→ **WORK INSTRUCTIONS**
Wherever "Avenue" turns up in the entries, copy out the line that holds it.

(Dataset rows for apps and sites)
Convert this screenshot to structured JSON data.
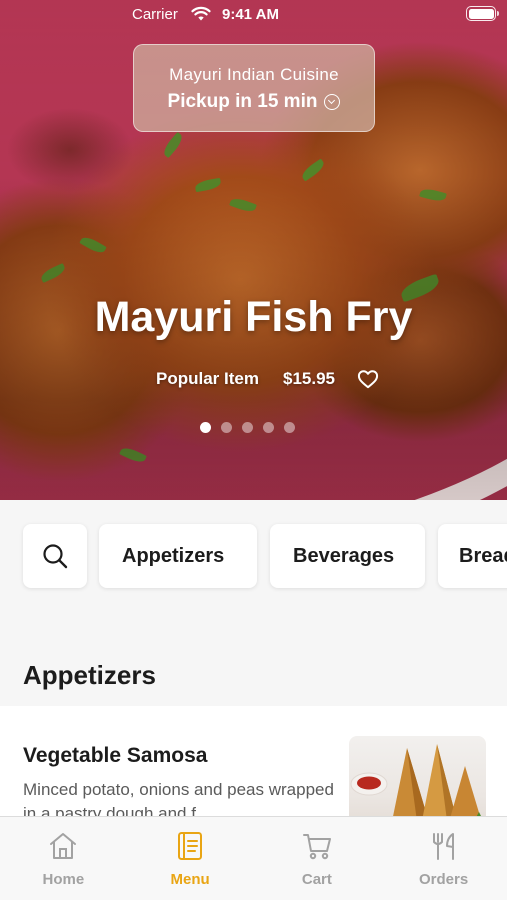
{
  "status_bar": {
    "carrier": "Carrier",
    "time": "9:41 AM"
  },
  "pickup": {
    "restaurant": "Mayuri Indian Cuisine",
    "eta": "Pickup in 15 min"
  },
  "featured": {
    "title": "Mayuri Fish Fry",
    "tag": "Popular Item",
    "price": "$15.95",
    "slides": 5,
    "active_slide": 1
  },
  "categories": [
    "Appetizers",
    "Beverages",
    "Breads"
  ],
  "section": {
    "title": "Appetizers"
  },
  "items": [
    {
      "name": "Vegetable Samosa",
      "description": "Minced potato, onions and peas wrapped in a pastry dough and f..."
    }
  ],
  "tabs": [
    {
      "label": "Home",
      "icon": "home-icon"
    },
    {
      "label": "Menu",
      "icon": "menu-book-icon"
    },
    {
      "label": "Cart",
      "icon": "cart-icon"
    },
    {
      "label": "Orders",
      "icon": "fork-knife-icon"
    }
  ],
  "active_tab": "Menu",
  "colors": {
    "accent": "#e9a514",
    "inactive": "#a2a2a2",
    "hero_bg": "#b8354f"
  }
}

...

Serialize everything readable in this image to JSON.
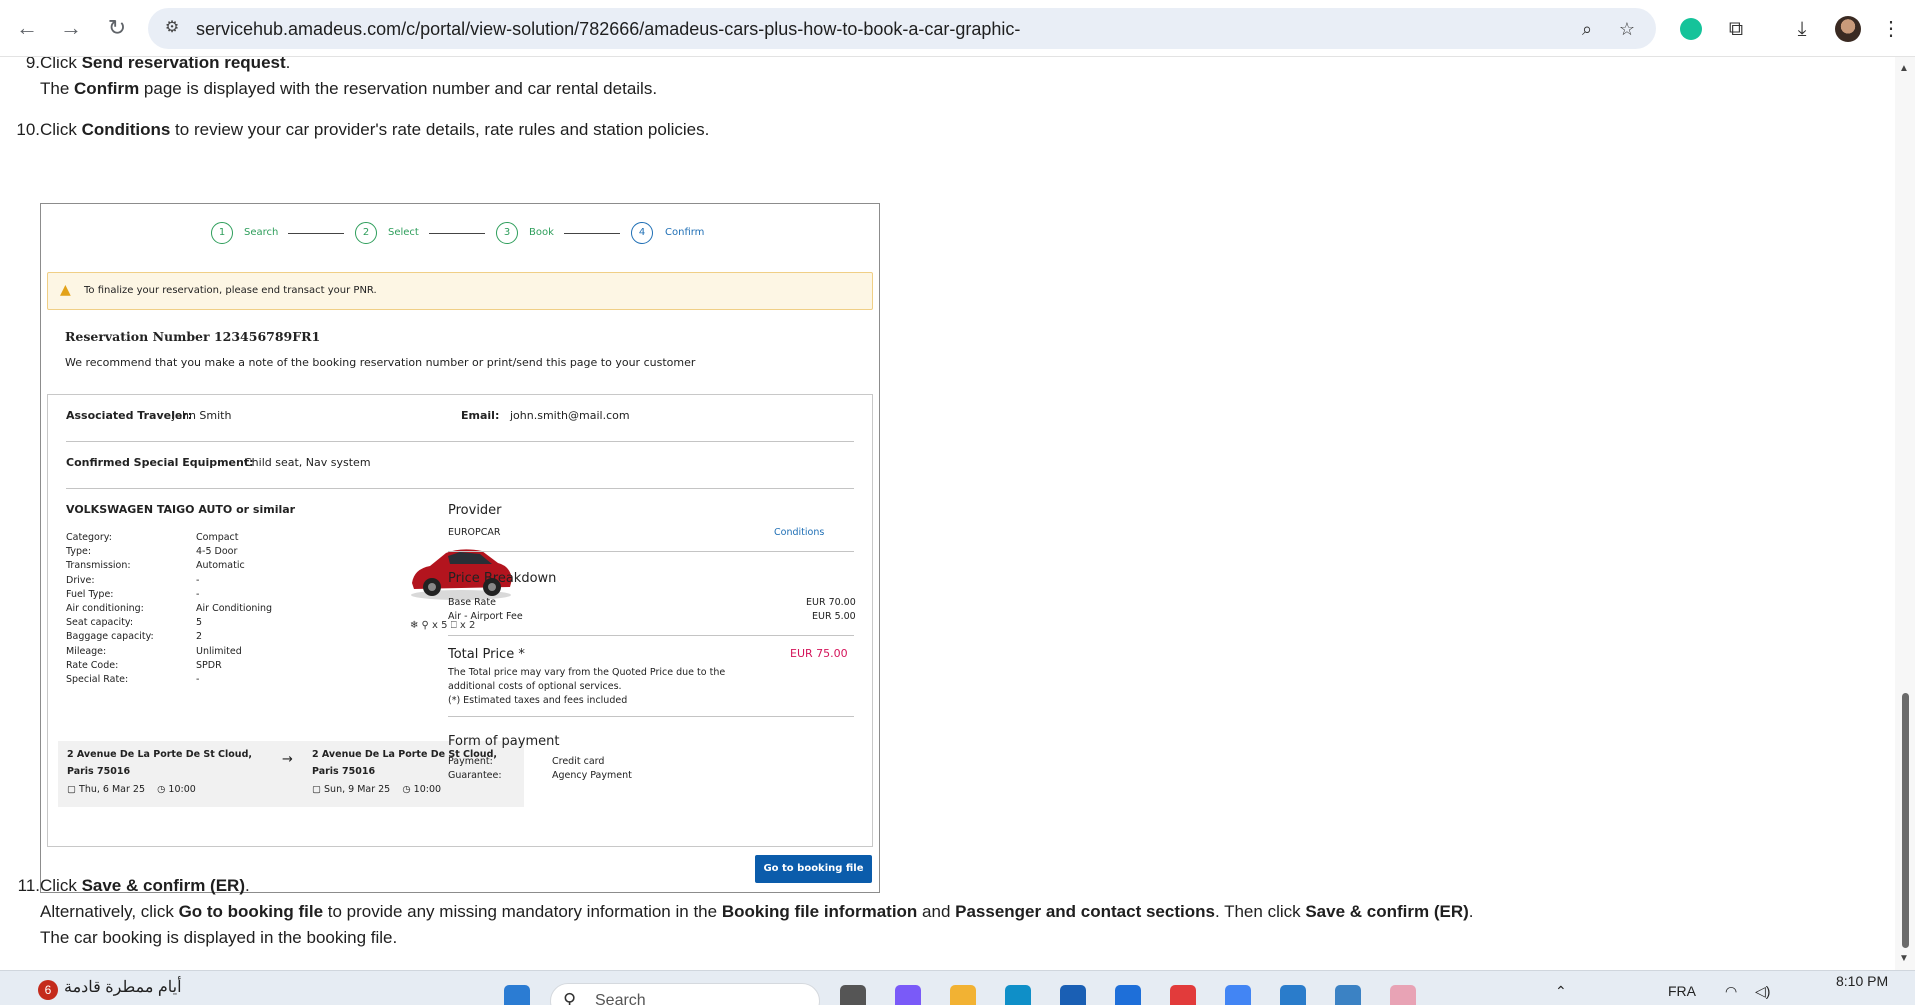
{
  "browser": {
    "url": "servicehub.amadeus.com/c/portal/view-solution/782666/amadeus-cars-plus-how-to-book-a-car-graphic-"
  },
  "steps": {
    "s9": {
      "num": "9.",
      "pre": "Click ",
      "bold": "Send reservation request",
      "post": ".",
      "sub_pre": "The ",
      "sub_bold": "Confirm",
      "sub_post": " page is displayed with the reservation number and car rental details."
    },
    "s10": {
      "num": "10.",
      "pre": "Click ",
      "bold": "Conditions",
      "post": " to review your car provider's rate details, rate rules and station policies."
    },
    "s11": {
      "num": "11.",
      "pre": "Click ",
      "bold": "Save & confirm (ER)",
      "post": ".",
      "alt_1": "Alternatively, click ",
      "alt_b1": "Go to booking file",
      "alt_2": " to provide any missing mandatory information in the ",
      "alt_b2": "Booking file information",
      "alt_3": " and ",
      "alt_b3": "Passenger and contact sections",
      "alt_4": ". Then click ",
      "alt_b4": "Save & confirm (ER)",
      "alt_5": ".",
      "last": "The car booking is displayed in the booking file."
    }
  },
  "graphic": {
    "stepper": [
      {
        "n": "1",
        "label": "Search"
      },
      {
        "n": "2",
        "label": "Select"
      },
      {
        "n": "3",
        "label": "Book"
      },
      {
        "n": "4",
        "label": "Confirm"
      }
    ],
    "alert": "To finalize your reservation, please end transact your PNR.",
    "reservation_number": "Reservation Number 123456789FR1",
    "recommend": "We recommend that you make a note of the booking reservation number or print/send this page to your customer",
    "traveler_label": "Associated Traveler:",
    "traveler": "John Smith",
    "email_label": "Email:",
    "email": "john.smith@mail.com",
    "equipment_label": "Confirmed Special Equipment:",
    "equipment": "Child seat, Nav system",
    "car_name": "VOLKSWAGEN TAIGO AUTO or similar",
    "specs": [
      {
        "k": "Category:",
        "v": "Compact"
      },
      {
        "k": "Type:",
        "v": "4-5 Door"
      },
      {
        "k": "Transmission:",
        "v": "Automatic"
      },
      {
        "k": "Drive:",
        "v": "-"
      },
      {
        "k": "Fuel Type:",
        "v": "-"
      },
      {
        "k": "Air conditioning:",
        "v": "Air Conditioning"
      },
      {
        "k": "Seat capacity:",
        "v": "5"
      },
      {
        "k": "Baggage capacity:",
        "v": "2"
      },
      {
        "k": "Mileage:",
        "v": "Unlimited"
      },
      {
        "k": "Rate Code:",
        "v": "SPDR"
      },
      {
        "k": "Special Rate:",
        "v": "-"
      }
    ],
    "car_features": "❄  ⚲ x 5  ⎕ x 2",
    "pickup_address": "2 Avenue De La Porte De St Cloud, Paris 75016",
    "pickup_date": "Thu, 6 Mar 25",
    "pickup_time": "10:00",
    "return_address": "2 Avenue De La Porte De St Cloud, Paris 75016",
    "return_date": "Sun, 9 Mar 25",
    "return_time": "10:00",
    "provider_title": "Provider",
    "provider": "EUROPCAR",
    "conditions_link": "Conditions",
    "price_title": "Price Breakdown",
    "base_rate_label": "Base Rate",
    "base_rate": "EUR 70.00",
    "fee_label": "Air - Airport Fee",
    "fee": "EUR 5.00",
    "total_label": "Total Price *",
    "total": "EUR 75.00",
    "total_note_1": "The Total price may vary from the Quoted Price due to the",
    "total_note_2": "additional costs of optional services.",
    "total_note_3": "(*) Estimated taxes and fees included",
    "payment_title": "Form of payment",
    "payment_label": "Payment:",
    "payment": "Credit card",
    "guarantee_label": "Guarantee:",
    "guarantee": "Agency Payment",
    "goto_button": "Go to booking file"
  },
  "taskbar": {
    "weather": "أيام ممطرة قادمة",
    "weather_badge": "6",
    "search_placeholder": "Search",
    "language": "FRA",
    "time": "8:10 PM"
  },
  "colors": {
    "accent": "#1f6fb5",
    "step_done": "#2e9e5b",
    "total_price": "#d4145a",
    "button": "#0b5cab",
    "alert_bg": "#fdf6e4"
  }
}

→ **ANSWER FOR THIS EXERCISE**
    "pickup_address": "2 Avenue De La Porte De St Cloud, Paris 75016",
    "return_address": "2 Avenue De La Porte De St Cloud, Paris 75016",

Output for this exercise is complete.